All lines below are to be output exactly as they stand.

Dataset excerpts
======

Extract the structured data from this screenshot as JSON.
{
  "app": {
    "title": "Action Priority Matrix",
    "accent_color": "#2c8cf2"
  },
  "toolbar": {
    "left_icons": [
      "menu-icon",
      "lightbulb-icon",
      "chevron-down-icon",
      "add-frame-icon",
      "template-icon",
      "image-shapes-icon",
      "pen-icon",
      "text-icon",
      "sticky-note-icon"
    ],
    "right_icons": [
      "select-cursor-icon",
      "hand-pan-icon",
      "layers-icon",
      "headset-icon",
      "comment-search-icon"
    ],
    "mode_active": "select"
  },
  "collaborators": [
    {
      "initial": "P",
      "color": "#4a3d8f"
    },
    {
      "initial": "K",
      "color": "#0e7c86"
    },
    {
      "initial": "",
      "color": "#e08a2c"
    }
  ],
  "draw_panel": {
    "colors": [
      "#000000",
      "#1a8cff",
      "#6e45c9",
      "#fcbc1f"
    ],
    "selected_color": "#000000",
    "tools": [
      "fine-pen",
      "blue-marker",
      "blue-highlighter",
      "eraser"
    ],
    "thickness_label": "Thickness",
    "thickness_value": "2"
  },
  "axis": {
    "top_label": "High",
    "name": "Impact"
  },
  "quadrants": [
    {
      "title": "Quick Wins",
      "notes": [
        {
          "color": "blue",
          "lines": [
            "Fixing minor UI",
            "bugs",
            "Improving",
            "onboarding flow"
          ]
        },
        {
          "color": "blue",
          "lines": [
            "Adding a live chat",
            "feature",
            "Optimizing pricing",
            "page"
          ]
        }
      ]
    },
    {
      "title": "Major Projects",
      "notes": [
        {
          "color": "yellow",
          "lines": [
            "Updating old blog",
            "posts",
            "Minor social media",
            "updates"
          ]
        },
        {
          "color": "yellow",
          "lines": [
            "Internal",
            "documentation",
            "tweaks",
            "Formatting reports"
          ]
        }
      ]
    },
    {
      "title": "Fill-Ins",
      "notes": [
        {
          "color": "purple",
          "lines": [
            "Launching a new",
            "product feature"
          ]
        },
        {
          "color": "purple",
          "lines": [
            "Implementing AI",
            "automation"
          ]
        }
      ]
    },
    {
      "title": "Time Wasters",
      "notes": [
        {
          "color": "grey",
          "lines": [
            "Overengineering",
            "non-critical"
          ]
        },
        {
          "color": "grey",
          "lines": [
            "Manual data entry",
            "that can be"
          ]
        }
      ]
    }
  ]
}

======

- Written solution -
Extract the structured data from this screenshot as JSON.
{
  "app": {
    "title": "Action Priority Matrix",
    "accent_color": "#2c8cf2"
  },
  "toolbar": {
    "left_icons": [
      "menu-icon",
      "lightbulb-icon",
      "chevron-down-icon",
      "add-frame-icon",
      "template-icon",
      "image-shapes-icon",
      "pen-icon",
      "text-icon",
      "sticky-note-icon"
    ],
    "right_icons": [
      "select-cursor-icon",
      "hand-pan-icon",
      "layers-icon",
      "headset-icon",
      "comment-search-icon"
    ],
    "mode_active": "select"
  },
  "collaborators": [
    {
      "initial": "P",
      "color": "#4a3d8f"
    },
    {
      "initial": "K",
      "color": "#0e7c86"
    },
    {
      "initial": "",
      "color": "#e08a2c"
    }
  ],
  "draw_panel": {
    "colors": [
      "#000000",
      "#1a8cff",
      "#6e45c9",
      "#fcbc1f"
    ],
    "selected_color": "#000000",
    "tools": [
      "fine-pen",
      "blue-marker",
      "blue-highlighter",
      "eraser"
    ],
    "thickness_label": "Thickness",
    "thickness_value": "2"
  },
  "axis": {
    "top_label": "High",
    "name": "Impact"
  },
  "quadrants": [
    {
      "title": "Quick Wins",
      "notes": [
        {
          "color": "blue",
          "lines": [
            "Fixing minor UI",
            "bugs",
            "Improving",
            "onboarding flow"
          ]
        },
        {
          "color": "blue",
          "lines": [
            "Adding a live chat",
            "feature",
            "Optimizing pricing",
            "page"
          ]
        }
      ]
    },
    {
      "title": "Major Projects",
      "notes": [
        {
          "color": "yellow",
          "lines": [
            "Updating old blog",
            "posts",
            "Minor social media",
            "updates"
          ]
        },
        {
          "color": "yellow",
          "lines": [
            "Internal",
            "documentation",
            "tweaks",
            "Formatting reports"
          ]
        }
      ]
    },
    {
      "title": "Fill-Ins",
      "notes": [
        {
          "color": "purple",
          "lines": [
            "Launching a new",
            "product feature"
          ]
        },
        {
          "color": "purple",
          "lines": [
            "Implementing AI",
            "automation"
          ]
        }
      ]
    },
    {
      "title": "Time Wasters",
      "notes": [
        {
          "color": "grey",
          "lines": [
            "Overengineering",
            "non-critical"
          ]
        },
        {
          "color": "grey",
          "lines": [
            "Manual data entry",
            "that can be"
          ]
        }
      ]
    }
  ]
}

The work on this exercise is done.